We are hiring a live-in nanny. How do you figure her room and board for tax purposes?
In general, the Internal Revenue Service (see §119(a)) allows you to exclude from income the value of meals and lodging furnished by the employer when hiring a live-in nanny or household worker (nanny room and board), provided the following conditions are met:
- Meals and lodging (room and board) must be furnished on the business premises (the family’s home),
- Must be furnished for the employer’s convenience (eg. she cannot leave the home for lunch when on duty), and
- For lodging only, employees must be required to accept the lodging as a condition of employment.
As a practical matter, if you advertise for a live in nanny, and provide her a room, suite, or apartment on your premise, the economic value of this lodging is deemed provided for your convenience and exempted from taxation. This benefits both employer and employee, as both parties have a lower basis for taxes. Many families need a live-in nanny because of the nature of the family’s employment – doctors on call, single parents with out-of-town business travel, and occupations with rotating schedules are just a few such examples.

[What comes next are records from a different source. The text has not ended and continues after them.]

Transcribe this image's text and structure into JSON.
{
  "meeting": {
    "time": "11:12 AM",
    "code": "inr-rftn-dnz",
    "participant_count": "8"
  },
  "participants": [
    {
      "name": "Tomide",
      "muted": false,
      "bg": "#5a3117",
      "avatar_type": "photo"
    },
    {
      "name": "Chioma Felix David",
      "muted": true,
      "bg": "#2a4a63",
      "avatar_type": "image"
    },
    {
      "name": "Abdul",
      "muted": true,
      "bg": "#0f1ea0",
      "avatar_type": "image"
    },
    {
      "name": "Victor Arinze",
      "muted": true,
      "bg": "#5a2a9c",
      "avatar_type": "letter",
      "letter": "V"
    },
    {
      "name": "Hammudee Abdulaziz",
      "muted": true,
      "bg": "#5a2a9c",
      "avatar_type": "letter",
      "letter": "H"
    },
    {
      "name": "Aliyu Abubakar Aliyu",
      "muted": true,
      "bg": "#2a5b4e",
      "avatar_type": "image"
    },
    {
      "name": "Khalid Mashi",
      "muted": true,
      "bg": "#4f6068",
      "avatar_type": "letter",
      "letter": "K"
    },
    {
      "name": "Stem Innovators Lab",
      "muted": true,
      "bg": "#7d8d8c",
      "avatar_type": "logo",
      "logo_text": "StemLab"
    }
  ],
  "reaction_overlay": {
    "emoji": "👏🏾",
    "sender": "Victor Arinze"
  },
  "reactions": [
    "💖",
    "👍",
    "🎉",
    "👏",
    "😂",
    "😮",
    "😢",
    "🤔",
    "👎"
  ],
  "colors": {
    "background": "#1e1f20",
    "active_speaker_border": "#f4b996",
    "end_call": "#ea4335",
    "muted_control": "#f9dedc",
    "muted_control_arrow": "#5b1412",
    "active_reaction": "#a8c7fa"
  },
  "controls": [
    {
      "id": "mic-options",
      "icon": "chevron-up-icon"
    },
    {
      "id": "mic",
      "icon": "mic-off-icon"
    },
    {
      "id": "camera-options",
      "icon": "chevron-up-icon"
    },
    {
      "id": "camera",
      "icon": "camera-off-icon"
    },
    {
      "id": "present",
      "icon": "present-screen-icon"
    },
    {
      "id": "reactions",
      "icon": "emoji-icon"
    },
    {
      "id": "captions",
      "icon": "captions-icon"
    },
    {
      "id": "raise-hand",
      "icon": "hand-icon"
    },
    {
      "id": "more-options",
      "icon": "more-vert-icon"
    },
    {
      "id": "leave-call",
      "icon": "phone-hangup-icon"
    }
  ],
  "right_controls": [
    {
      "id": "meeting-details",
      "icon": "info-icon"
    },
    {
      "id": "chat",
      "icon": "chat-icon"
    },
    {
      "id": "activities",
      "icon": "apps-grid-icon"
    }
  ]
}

Meals provided to a live-in nanny, or a live out nanny for that matter, are similarly exempted from income by the Internal Revenue Code for live-in nanny room and board taxes. A nanny is generally not free to leave the premises to obtain her own food (who would watch the children?) so the meals are being provided in your home for your convenience.
A word of caution: This treatment for meals and lodging (also referred to as room and board) is not followed 100% by all states. You are advised to check with your state to learn if they have any exceptions to regulations for live-in nanny room and board taxes.